Schizophrenia is a mental illness characterized by disturbances in mood, behavior and thinking (psychosis). The thinking disturbance shows up as a distortion of reality, sometimes with delusions and hallucinations, and fragmented thinking that results in disturbances of speech. The mood disturbance includes ambivalence and inappropriate or constricted display of emotions. The behavior disturbance may show up as apathetic withdrawal or bizarre activity. Schizophrenia is NOT the same thing as ‘split or multiple personalities’ which is Dissociative Identity Disorder (DID).
TYPES OF SCHIZOPHRENIA
DISORGANIZED Characterized by wild or silly behavior or mannerisms, inappropriate display of emotions, frequent hypochondriacal complaints and delusions and hallucinations that are transient and unorganized.
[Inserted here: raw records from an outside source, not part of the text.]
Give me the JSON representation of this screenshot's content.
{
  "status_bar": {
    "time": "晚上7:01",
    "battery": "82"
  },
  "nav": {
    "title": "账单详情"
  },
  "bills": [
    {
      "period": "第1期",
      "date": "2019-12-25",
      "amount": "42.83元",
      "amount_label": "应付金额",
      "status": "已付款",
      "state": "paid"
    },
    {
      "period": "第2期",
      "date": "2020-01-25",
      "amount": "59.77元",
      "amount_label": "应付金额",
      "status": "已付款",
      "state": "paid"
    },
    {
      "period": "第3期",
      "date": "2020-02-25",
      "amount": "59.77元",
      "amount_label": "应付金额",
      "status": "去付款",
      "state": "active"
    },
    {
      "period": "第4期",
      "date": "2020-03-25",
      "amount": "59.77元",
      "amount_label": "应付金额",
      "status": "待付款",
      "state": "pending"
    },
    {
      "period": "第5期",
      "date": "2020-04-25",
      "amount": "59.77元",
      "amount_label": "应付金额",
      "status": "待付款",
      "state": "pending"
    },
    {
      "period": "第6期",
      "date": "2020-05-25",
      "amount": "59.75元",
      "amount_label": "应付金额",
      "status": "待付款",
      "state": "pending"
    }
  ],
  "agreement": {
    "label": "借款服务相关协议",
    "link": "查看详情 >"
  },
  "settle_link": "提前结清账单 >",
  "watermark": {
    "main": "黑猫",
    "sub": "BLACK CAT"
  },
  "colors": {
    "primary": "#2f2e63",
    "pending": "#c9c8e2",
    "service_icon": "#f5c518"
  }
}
CATATONIC Typically a state of stupor, usually characterized by muscular rigidity, resistance to movement or opposite behavior to what is being asked. Occasionally catatonic excitement occurs which is excited, uncontrollable motor activity.
PARANOID Characterized by unwarranted suspicion and thinking that others have evil motives, and/or an exaggerated sense of self-importance (delusions of grandeur).
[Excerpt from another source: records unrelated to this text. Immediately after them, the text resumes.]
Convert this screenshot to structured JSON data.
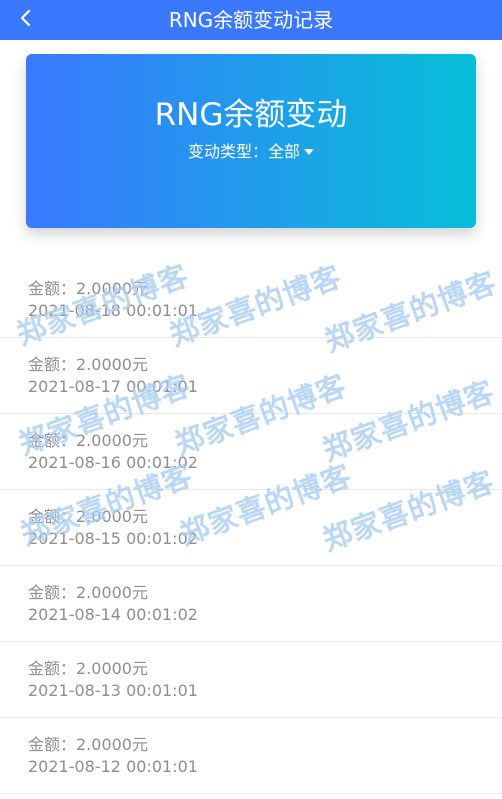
{
  "header": {
    "title": "RNG余额变动记录",
    "back_icon": "chevron-left-icon"
  },
  "card": {
    "title": "RNG余额变动",
    "filter_label": "变动类型：",
    "filter_value": "全部"
  },
  "records": [
    {
      "amount": "金额：2.0000元",
      "time": "2021-08-18 00:01:01"
    },
    {
      "amount": "金额：2.0000元",
      "time": "2021-08-17 00:01:01"
    },
    {
      "amount": "金额：2.0000元",
      "time": "2021-08-16 00:01:02"
    },
    {
      "amount": "金额：2.0000元",
      "time": "2021-08-15 00:01:02"
    },
    {
      "amount": "金额：2.0000元",
      "time": "2021-08-14 00:01:02"
    },
    {
      "amount": "金额：2.0000元",
      "time": "2021-08-13 00:01:01"
    },
    {
      "amount": "金额：2.0000元",
      "time": "2021-08-12 00:01:01"
    }
  ],
  "watermark": {
    "text": "郑家喜的博客"
  },
  "colors": {
    "header_bg": "#3a78ff",
    "card_gradient_start": "#3a78ff",
    "card_gradient_end": "#07bfd7",
    "record_text": "#8f8f8f"
  }
}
UNDIFFERENTIATED Psychotic symptoms are prominent but do not fall into any other subtype.
RESIDUAL No longer psychotic but still shows some symptoms of the disorder.
Typically, schizophrenia is treated with antipsychotic medications. When the older medications such as Mellaril, Prolizin, Trilafon and Thorazine are used for an extended period of time a sometimes-permanent condition called tardive dyskinesia can result. Symptoms may include involuntary movements of face, mouth, tongue or limbs. Stopping the medication may cause the symptoms to disappear in some but not all. Medications can treat the side effects but not the tardive dyskinesia.
There is a new generation of antipsychotic medications which have very little risk of tardive dyskinesia including Seroquel, Zyprexa, Risperdal and Clozaril.